Board members later talked about the possibility of cutting some operating expenses to ease the impact on the fund balance.
Hamilton said the operational expense cuts could involve “any kind of projects out there that we could execute to drive operating expenses down some, 1 percent, 2 percent, whatever. Then, that frees up that operating expense that could be reallocated to go to something else, which could be raises.
“But my fear is if we keep digging into it, digging into it, we’re going to hit that 20 percent and then we’re going to have some really, really hard discussions because at some point in time, discussions are going to revolve around let’s look at all the different programs we’re funding and if we really want to give raises, what programs have to be cut?”

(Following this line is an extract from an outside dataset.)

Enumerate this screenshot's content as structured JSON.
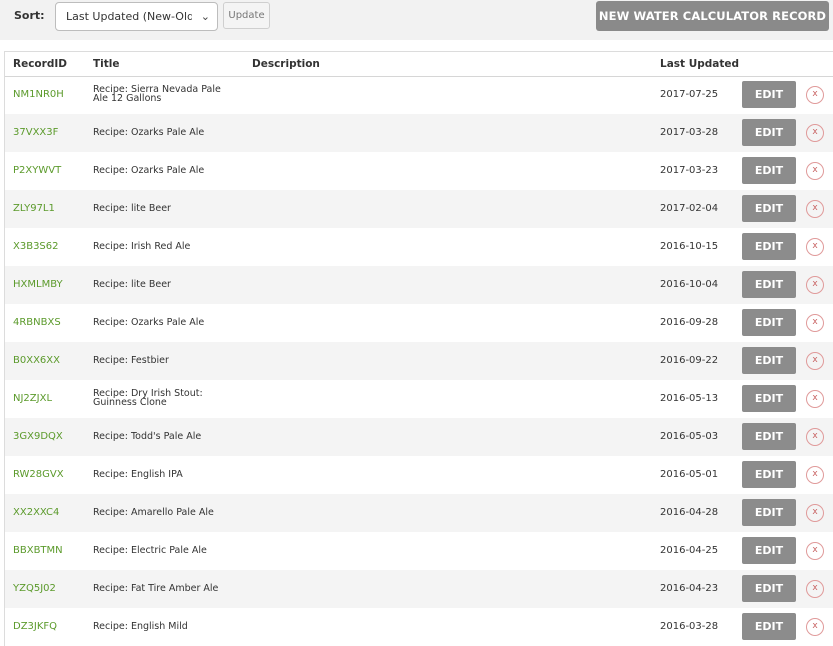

Cuny asked board member Stan Lowrance for his thoughts on the issue.
“You don’t have a problem going into the fund balance with this, do you?” Cuny asked.
“No, because I don’t think we’ll end up getting into the fund balance,” Lowrance responded.
Board member David Loftis expressed confidence that the school district will not have a deficit budget.
“This year, if we make up $500,000, then we don’t have a deficit budget,” Loftis said.
“By the end of the year, there’s probably going to be 500,000 (dollars) that you don’t spend,” he added. “We’ve never come in over budget in the last seven years of what we projected our budget to be.”
Hamilton agreed with Loftis, then added: “I don’t want to put words in your mouth, but if I’m hearing what I think I’m hearing, you’re saying let’s borrow 490,000 (dollars) from the fund balance with the hope that we’re going to come in and don’t have to go into the fund balance.”
“I don’t have a problem using our fund balance as a savings account to give our teachers a 2 percent pay increase,“ Lowrance said. “And I believe … at the end of this time, we will not have to do that. But the whole idea of having the fund balance is having that savings account to be able to do the things we need to do and I think part of that is continue to give our teachers somewhat of a raise.”